» Supplied material
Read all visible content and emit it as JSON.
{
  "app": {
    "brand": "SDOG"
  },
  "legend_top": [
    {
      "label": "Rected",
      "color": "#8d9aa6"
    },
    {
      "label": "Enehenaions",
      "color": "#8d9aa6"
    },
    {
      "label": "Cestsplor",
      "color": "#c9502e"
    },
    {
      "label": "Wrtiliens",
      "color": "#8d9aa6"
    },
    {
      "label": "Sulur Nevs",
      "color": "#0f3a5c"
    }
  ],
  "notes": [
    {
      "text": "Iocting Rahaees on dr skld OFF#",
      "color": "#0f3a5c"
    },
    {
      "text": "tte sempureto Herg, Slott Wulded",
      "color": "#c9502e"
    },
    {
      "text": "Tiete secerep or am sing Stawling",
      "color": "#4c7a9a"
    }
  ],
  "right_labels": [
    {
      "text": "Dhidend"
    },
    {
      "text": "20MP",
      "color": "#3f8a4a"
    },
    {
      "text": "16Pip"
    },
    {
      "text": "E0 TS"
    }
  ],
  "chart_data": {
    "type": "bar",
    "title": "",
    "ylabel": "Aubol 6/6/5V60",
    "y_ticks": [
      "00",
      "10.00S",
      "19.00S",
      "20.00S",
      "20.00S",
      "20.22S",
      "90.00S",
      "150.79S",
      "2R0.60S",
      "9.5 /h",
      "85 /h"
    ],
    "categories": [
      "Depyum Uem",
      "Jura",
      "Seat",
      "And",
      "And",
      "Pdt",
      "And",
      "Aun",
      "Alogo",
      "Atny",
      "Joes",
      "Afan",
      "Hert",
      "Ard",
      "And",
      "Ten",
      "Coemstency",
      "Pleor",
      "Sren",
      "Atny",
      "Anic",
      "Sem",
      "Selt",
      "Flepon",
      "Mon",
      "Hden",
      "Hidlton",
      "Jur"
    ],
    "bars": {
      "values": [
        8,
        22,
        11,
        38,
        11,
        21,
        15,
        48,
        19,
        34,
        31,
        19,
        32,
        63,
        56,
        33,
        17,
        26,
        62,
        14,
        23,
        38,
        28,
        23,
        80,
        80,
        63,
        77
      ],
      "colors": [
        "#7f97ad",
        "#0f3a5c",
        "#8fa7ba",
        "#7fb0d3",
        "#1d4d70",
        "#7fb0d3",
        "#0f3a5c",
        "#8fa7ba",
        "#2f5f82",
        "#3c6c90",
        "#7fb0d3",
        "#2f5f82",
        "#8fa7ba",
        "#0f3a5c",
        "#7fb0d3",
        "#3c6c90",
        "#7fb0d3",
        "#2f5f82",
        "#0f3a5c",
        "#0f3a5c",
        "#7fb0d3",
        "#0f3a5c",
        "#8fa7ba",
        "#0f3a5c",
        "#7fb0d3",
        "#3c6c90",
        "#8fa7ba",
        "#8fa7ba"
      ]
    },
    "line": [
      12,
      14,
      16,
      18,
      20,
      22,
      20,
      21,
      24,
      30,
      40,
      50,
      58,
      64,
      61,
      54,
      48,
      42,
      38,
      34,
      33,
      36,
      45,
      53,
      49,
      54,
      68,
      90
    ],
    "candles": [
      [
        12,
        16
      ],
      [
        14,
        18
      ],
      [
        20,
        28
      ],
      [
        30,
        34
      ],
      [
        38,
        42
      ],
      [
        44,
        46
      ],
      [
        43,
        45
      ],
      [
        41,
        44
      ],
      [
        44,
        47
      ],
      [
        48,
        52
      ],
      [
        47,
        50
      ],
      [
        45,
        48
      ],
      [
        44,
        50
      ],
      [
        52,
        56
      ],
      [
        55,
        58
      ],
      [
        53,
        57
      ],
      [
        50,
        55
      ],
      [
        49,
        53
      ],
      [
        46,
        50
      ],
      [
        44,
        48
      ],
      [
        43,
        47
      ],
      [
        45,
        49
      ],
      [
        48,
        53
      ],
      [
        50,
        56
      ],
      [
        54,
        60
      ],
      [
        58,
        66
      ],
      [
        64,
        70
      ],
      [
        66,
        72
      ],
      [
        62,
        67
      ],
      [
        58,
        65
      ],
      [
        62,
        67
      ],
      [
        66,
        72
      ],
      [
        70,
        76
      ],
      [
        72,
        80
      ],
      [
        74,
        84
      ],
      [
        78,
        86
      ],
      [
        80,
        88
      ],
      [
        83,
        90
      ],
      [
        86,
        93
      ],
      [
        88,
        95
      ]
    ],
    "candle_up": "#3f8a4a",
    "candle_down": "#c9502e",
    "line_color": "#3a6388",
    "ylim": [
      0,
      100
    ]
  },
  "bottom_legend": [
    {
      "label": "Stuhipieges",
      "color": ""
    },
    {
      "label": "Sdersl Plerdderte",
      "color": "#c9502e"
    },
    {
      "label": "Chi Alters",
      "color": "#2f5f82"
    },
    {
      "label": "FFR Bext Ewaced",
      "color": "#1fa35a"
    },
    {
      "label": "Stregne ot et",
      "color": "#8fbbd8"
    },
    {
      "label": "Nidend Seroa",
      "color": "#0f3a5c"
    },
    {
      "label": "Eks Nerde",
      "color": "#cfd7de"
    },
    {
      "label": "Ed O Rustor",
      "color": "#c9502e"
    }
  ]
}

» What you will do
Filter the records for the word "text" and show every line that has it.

» Task solution
      "text": "Iocting Rahaees on dr skld OFF#",
      "text": "tte sempureto Herg, Slott Wulded",
      "text": "Tiete secerep or am sing Stawling",
      "text": "Dhidend"
      "text": "20MP",
      "text": "16Pip"
      "text": "E0 TS"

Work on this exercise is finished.